            By the Court.—Order reversed.

            This opinion will not be published.  See Wis. Stat. Rule 809.23(1)(b)5.





[1]  It is not clear from the audio recording of the hearing who answered questions on behalf of Seven Generations.  Seven Generations asserts the minutes of the meeting incorrectly attribute to Cornelius many statements that were actually made by an engineer working on Seven Generations’ behalf.  The City does not refute that assertion, and different voices can clearly be heard answering questions in the audio recording.

[2]  All references to the Wisconsin Statutes are to the 2011-12 version unless otherwise noted.

[3]  This case was submitted on briefs on October 15, 2013.  On March 13, 2014, the City filed a motion in this court to dismiss Seven Generations’ appeal as moot.  The release of this decision effectively renders the City’s motion moot.

[4]  We do not address Seven Generations’ assertions that it had a vested right to develop the facility upon issuance of the building permit, see State ex rel. Klefisch v. Wisconsin Tel. Co., 181 Wis. 519, 195 N.W. 544 (1923), or that the City unlawfully revoked the CUP based on implied, unwritten conditions, see Bettendorf v. St. Croix Cnty.
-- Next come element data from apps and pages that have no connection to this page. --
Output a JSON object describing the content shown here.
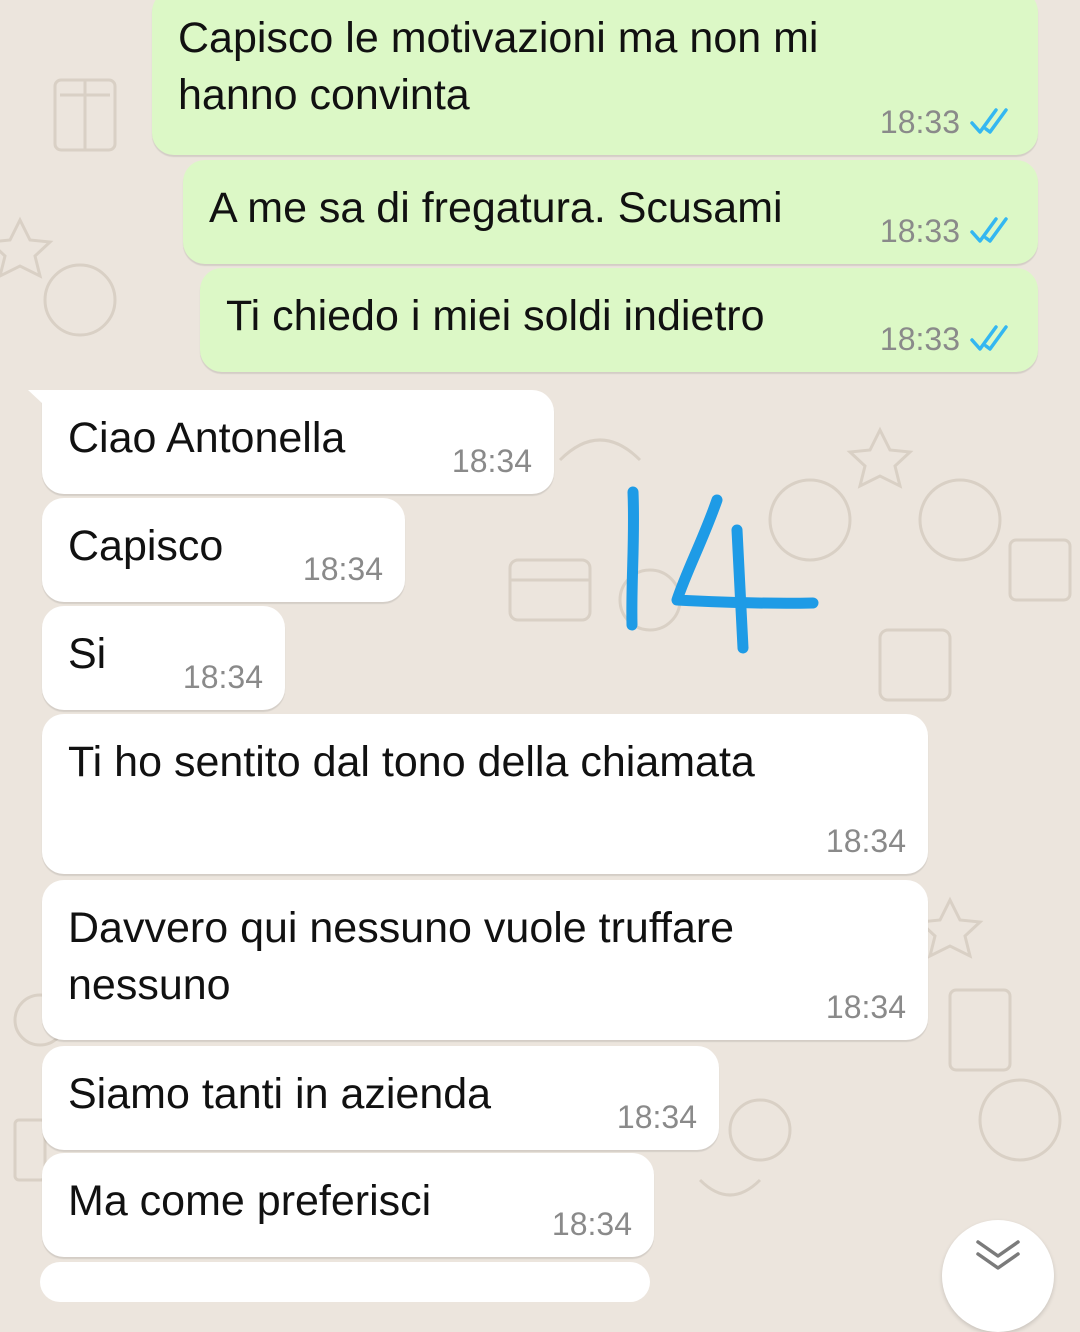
{
  "messages": [
    {
      "direction": "outgoing",
      "text": "Capisco le motivazioni ma non mi hanno convinta",
      "time": "18:33",
      "status": "read"
    },
    {
      "direction": "outgoing",
      "text": "A me sa di fregatura. Scusami",
      "time": "18:33",
      "status": "read"
    },
    {
      "direction": "outgoing",
      "text": "Ti chiedo i miei soldi indietro",
      "time": "18:33",
      "status": "read"
    },
    {
      "direction": "incoming",
      "text": "Ciao Antonella",
      "time": "18:34"
    },
    {
      "direction": "incoming",
      "text": "Capisco",
      "time": "18:34"
    },
    {
      "direction": "incoming",
      "text": "Si",
      "time": "18:34"
    },
    {
      "direction": "incoming",
      "text": "Ti ho sentito dal tono della chiamata",
      "time": "18:34"
    },
    {
      "direction": "incoming",
      "text": "Davvero qui nessuno vuole truffare nessuno",
      "time": "18:34"
    },
    {
      "direction": "incoming",
      "text": "Siamo tanti in azienda",
      "time": "18:34"
    },
    {
      "direction": "incoming",
      "text": "Ma come preferisci",
      "time": "18:34"
    }
  ],
  "annotation": "14",
  "colors": {
    "background": "#ece5dd",
    "outgoing_bubble": "#dcf8c6",
    "incoming_bubble": "#ffffff",
    "read_ticks": "#34b7f1",
    "annotation_ink": "#1e9be6"
  },
  "icons": {
    "read_receipt": "double-check-icon",
    "scroll_down": "chevron-double-down-icon"
  }
}
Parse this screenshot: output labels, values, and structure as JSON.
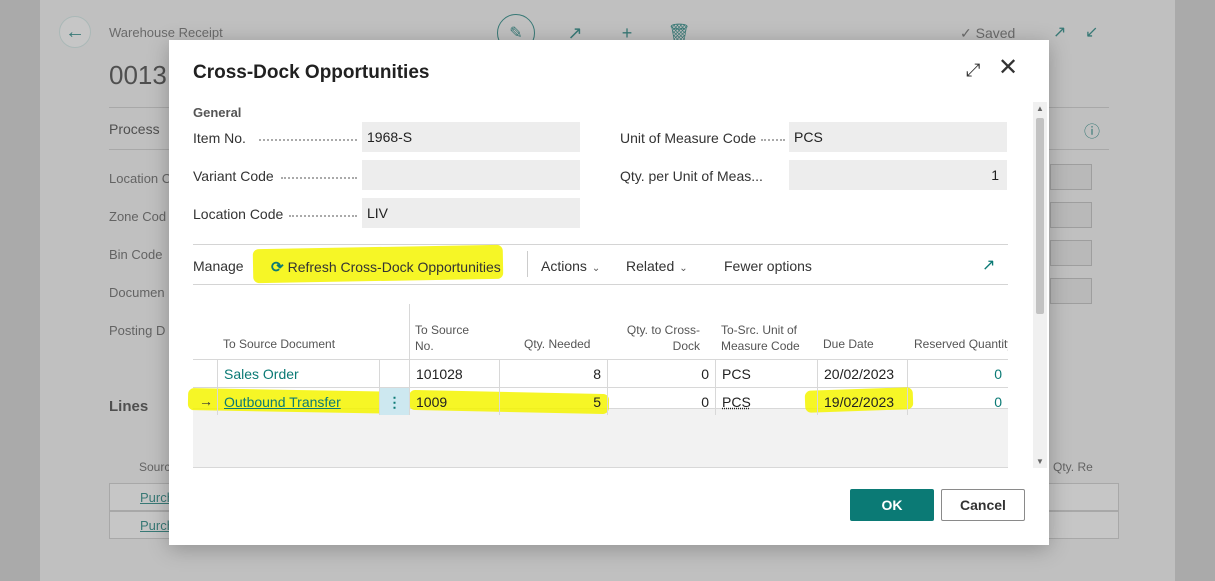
{
  "background": {
    "caption": "Warehouse Receipt",
    "doc_no": "0013",
    "saved_label": "Saved",
    "process_tab": "Process",
    "fields": [
      "Location C",
      "Zone Cod",
      "Bin Code",
      "Documen",
      "Posting D"
    ],
    "lines_label": "Lines",
    "grid_head": "Sourc",
    "row1": "Purch",
    "row2": "Purch",
    "qty_head": "Qty. Re"
  },
  "dialog": {
    "title": "Cross-Dock Opportunities",
    "section": "General",
    "fields": {
      "item_no": {
        "label": "Item No.",
        "value": "1968-S"
      },
      "variant_code": {
        "label": "Variant Code",
        "value": ""
      },
      "location_code": {
        "label": "Location Code",
        "value": "LIV"
      },
      "uom_code": {
        "label": "Unit of Measure Code",
        "value": "PCS"
      },
      "qty_per_uom": {
        "label": "Qty. per Unit of Meas...",
        "value": "1"
      }
    },
    "actions": {
      "manage": "Manage",
      "refresh": "Refresh Cross-Dock Opportunities",
      "actions": "Actions",
      "related": "Related",
      "fewer": "Fewer options"
    },
    "columns": {
      "to_source_document": "To Source Document",
      "to_source_no_1": "To Source",
      "to_source_no_2": "No.",
      "qty_needed": "Qty. Needed",
      "qty_to_cross_1": "Qty. to Cross-",
      "qty_to_cross_2": "Dock",
      "to_src_uom_1": "To-Src. Unit of",
      "to_src_uom_2": "Measure Code",
      "due_date": "Due Date",
      "reserved_qty": "Reserved Quantity"
    },
    "rows": [
      {
        "doc": "Sales Order",
        "no": "101028",
        "qty_needed": "8",
        "qty_cross": "0",
        "uom": "PCS",
        "due": "20/02/2023",
        "reserved": "0"
      },
      {
        "doc": "Outbound Transfer",
        "no": "1009",
        "qty_needed": "5",
        "qty_cross": "0",
        "uom": "PCS",
        "due": "19/02/2023",
        "reserved": "0"
      }
    ],
    "ok_label": "OK",
    "cancel_label": "Cancel",
    "highlight_color": "#f5f400",
    "accent_color": "#0b7a75"
  }
}
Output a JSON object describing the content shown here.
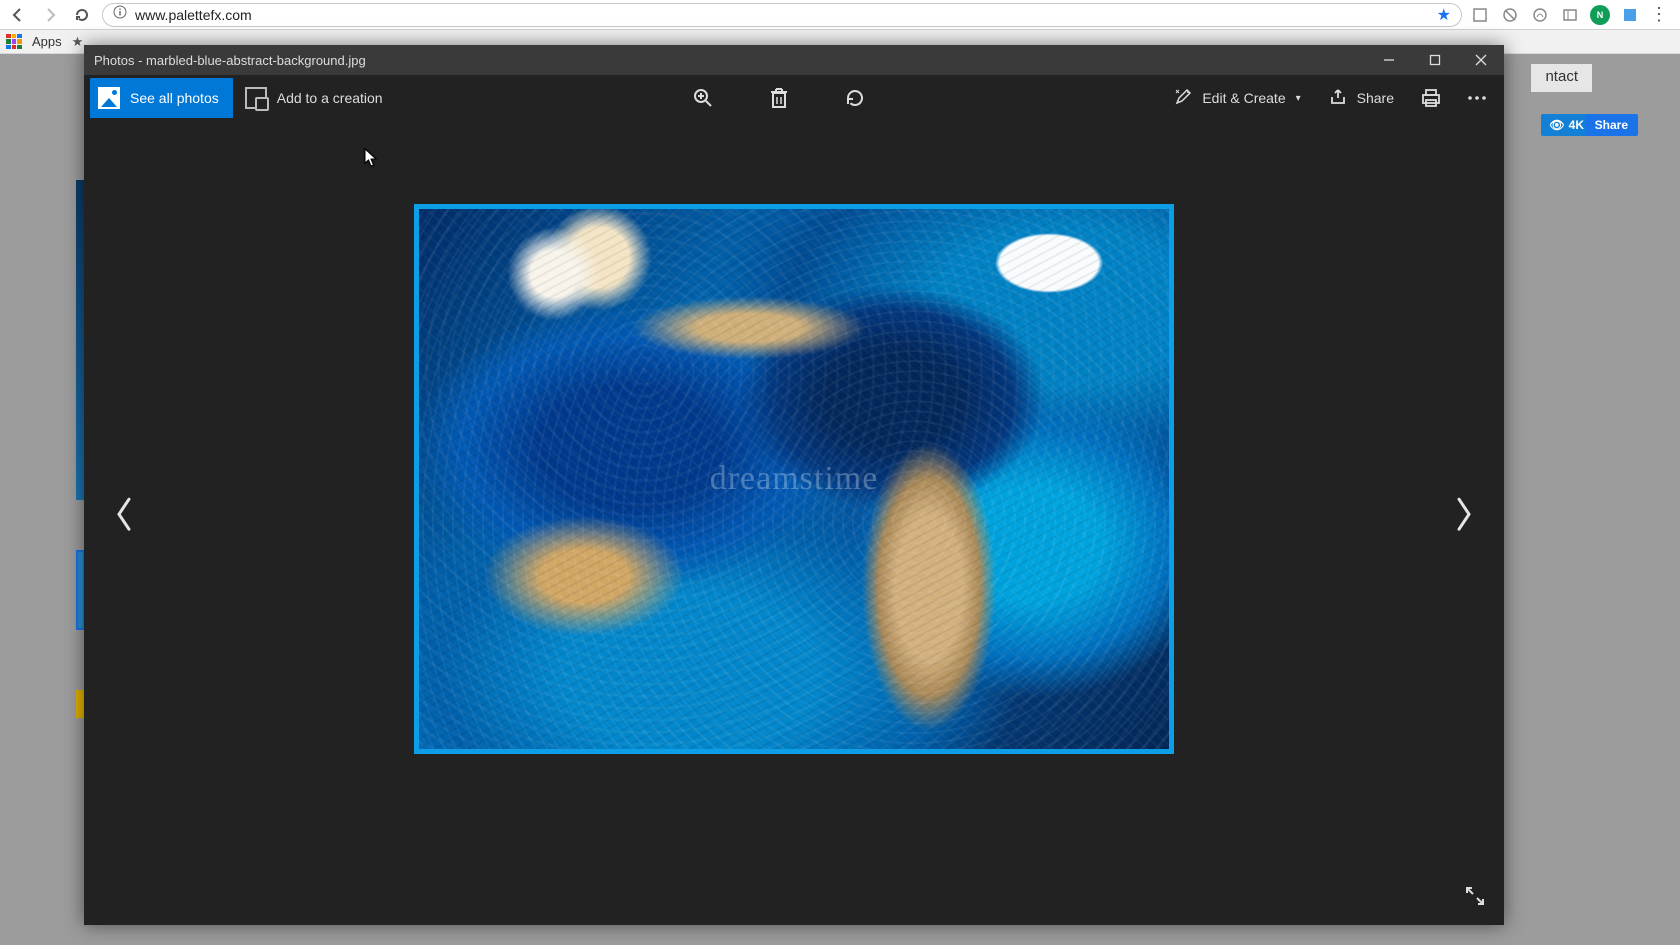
{
  "browser": {
    "url": "www.palettefx.com",
    "apps_label": "Apps"
  },
  "site": {
    "contact_tab": "ntact",
    "badge_text": "4K",
    "share_text": "Share"
  },
  "photos": {
    "title": "Photos - marbled-blue-abstract-background.jpg",
    "see_all": "See all photos",
    "add_creation": "Add to a creation",
    "edit_create": "Edit & Create",
    "share": "Share",
    "watermark": "dreamstime"
  }
}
Bd. of Adj., 224 Wis. 2d 735, 591 N.W.2d 916 (Ct. App. 1999). 

[5]  While Voight v. Washington Island Ferry Line, Inc., 79 Wis. 2d 333, 255 N.W.2d 545 (1977), was, in part, based on an administrative statute not at issue in this certiorari action, the rule in Transamerica Insurance Co. v. DILHR, 54 Wis. 2d 272, 275, 284, 195 N.W.2d 656 (1972), was based on fundamental notions of due process and is not so limited.

[6]  The proper term is “venturi scrubber.”  Seven Generations contends this is only one of numerous errors in the Plan Commission minutes.